* PROBLEM STATEMENT:
Leave the images aside and output every entry exactly.

******

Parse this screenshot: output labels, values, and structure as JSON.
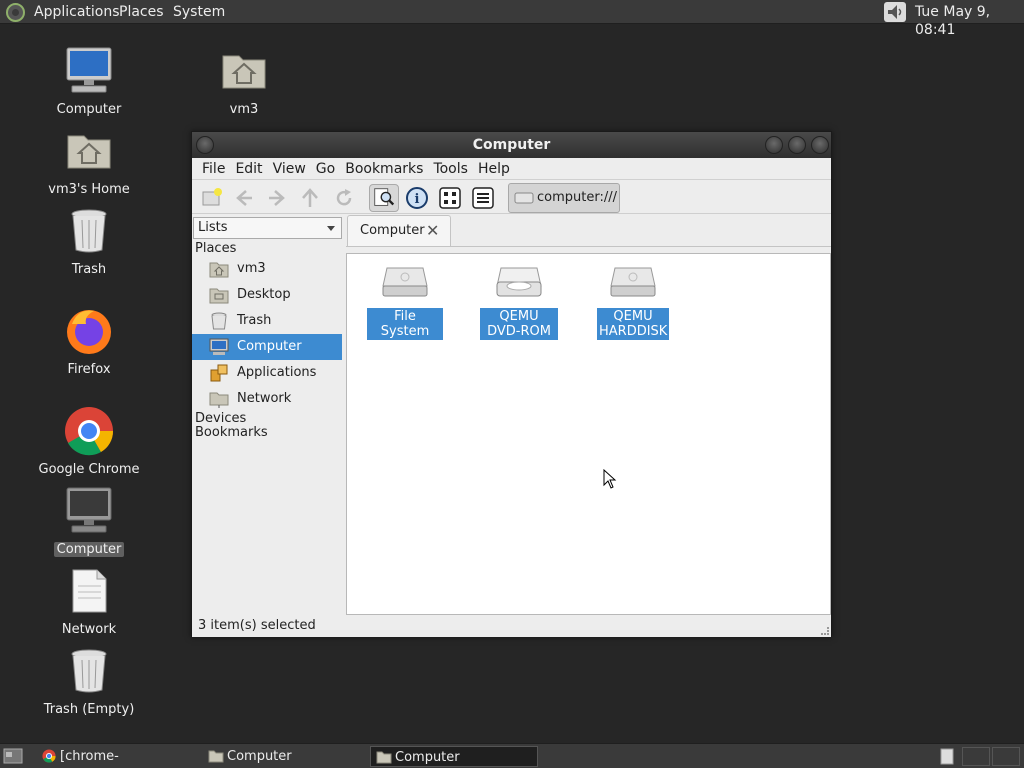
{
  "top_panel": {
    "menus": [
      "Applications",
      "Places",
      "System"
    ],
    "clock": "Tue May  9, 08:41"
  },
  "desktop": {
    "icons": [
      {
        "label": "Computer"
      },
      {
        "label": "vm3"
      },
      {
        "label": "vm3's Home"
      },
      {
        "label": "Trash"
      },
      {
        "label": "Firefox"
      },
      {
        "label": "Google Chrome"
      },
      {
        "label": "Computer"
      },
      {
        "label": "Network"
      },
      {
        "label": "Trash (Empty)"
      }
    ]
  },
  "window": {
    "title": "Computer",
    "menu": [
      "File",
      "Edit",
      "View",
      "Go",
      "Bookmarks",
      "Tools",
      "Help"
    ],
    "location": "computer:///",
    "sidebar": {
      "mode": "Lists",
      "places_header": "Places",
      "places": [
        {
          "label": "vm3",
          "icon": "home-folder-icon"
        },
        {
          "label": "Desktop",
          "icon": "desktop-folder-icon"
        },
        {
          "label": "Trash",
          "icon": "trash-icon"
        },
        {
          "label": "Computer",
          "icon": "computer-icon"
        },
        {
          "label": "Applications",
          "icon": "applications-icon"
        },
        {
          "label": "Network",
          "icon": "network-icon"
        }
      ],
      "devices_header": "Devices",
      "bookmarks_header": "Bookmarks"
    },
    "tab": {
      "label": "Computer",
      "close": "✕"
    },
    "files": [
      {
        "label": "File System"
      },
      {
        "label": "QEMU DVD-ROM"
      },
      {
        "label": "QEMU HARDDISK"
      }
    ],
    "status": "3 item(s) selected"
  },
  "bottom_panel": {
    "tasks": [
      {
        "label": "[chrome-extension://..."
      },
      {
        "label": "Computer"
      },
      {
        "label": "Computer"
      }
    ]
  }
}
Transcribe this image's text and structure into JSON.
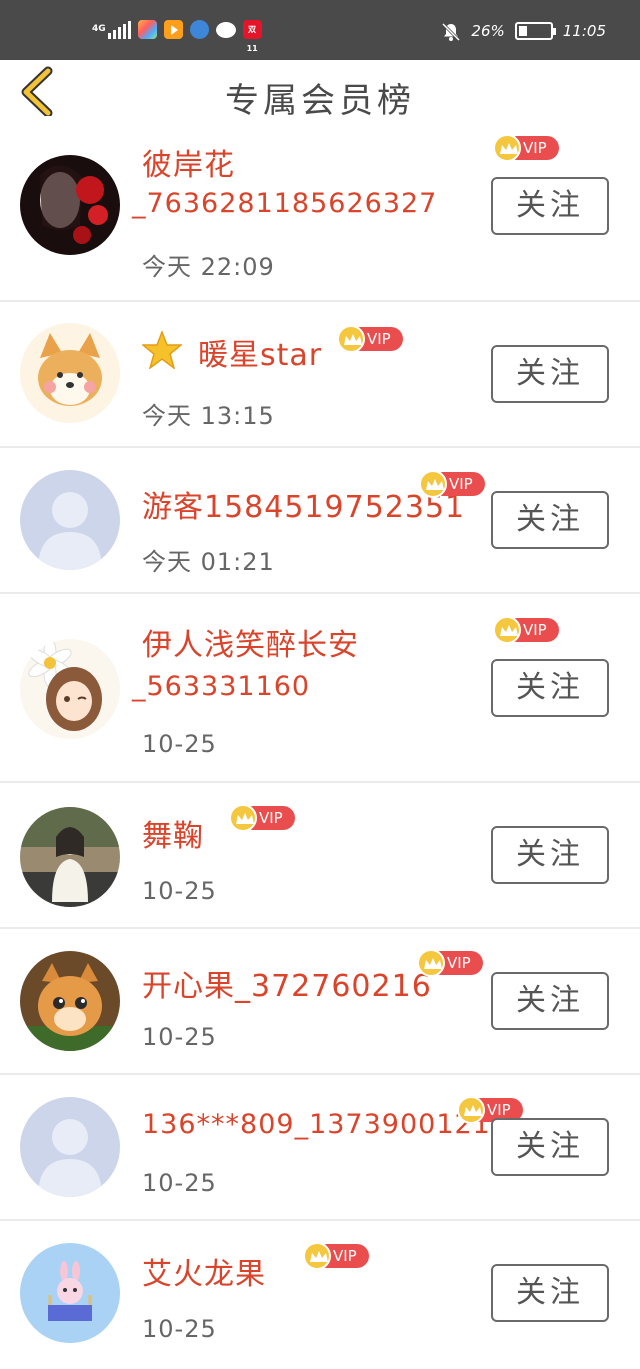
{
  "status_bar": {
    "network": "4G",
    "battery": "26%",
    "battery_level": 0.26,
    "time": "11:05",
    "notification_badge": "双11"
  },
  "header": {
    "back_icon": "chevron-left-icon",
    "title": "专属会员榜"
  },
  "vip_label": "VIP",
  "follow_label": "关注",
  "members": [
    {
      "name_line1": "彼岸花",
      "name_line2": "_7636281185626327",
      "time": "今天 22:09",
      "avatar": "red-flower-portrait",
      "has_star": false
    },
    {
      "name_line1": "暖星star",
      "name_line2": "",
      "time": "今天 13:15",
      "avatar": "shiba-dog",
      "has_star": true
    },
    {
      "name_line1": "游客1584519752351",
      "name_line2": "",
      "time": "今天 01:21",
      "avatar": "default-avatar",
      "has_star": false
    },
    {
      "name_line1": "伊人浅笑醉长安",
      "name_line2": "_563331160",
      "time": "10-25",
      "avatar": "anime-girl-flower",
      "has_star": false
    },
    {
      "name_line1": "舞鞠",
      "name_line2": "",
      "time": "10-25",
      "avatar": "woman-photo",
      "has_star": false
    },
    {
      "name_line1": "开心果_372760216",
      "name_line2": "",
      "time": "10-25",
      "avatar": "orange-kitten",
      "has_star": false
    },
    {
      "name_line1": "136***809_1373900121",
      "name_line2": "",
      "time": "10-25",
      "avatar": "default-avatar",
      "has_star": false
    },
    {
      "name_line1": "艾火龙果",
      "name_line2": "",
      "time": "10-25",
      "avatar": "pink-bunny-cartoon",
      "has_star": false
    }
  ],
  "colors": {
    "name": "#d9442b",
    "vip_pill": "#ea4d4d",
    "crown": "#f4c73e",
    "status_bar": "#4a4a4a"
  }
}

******

* TASK RESPONSE:
Parse this screenshot: output labels, values, and structure as JSON.
{
  "top_panel": {
    "menus": [
      "Applications",
      "Places",
      "System"
    ],
    "clock": "Tue May  9, 08:41"
  },
  "desktop": {
    "icons": [
      {
        "label": "Computer"
      },
      {
        "label": "vm3"
      },
      {
        "label": "vm3's Home"
      },
      {
        "label": "Trash"
      },
      {
        "label": "Firefox"
      },
      {
        "label": "Google Chrome"
      },
      {
        "label": "Computer"
      },
      {
        "label": "Network"
      },
      {
        "label": "Trash (Empty)"
      }
    ]
  },
  "window": {
    "title": "Computer",
    "menu": [
      "File",
      "Edit",
      "View",
      "Go",
      "Bookmarks",
      "Tools",
      "Help"
    ],
    "location": "computer:///",
    "sidebar": {
      "mode": "Lists",
      "places_header": "Places",
      "places": [
        {
          "label": "vm3",
          "icon": "home-folder-icon"
        },
        {
          "label": "Desktop",
          "icon": "desktop-folder-icon"
        },
        {
          "label": "Trash",
          "icon": "trash-icon"
        },
        {
          "label": "Computer",
          "icon": "computer-icon"
        },
        {
          "label": "Applications",
          "icon": "applications-icon"
        },
        {
          "label": "Network",
          "icon": "network-icon"
        }
      ],
      "devices_header": "Devices",
      "bookmarks_header": "Bookmarks"
    },
    "tab": {
      "label": "Computer",
      "close": "✕"
    },
    "files": [
      {
        "label": "File System"
      },
      {
        "label": "QEMU DVD-ROM"
      },
      {
        "label": "QEMU HARDDISK"
      }
    ],
    "status": "3 item(s) selected"
  },
  "bottom_panel": {
    "tasks": [
      {
        "label": "[chrome-extension://..."
      },
      {
        "label": "Computer"
      },
      {
        "label": "Computer"
      }
    ]
  }
}
Transcribe this image's text and structure into JSON.
{
  "status_bar": {
    "network": "4G",
    "battery": "26%",
    "battery_level": 0.26,
    "time": "11:05",
    "notification_badge": "双11"
  },
  "header": {
    "back_icon": "chevron-left-icon",
    "title": "专属会员榜"
  },
  "vip_label": "VIP",
  "follow_label": "关注",
  "members": [
    {
      "name_line1": "彼岸花",
      "name_line2": "_7636281185626327",
      "time": "今天 22:09",
      "avatar": "red-flower-portrait",
      "has_star": false
    },
    {
      "name_line1": "暖星star",
      "name_line2": "",
      "time": "今天 13:15",
      "avatar": "shiba-dog",
      "has_star": true
    },
    {
      "name_line1": "游客1584519752351",
      "name_line2": "",
      "time": "今天 01:21",
      "avatar": "default-avatar",
      "has_star": false
    },
    {
      "name_line1": "伊人浅笑醉长安",
      "name_line2": "_563331160",
      "time": "10-25",
      "avatar": "anime-girl-flower",
      "has_star": false
    },
    {
      "name_line1": "舞鞠",
      "name_line2": "",
      "time": "10-25",
      "avatar": "woman-photo",
      "has_star": false
    },
    {
      "name_line1": "开心果_372760216",
      "name_line2": "",
      "time": "10-25",
      "avatar": "orange-kitten",
      "has_star": false
    },
    {
      "name_line1": "136***809_1373900121",
      "name_line2": "",
      "time": "10-25",
      "avatar": "default-avatar",
      "has_star": false
    },
    {
      "name_line1": "艾火龙果",
      "name_line2": "",
      "time": "10-25",
      "avatar": "pink-bunny-cartoon",
      "has_star": false
    }
  ],
  "colors": {
    "name": "#d9442b",
    "vip_pill": "#ea4d4d",
    "crown": "#f4c73e",
    "status_bar": "#4a4a4a"
  }
}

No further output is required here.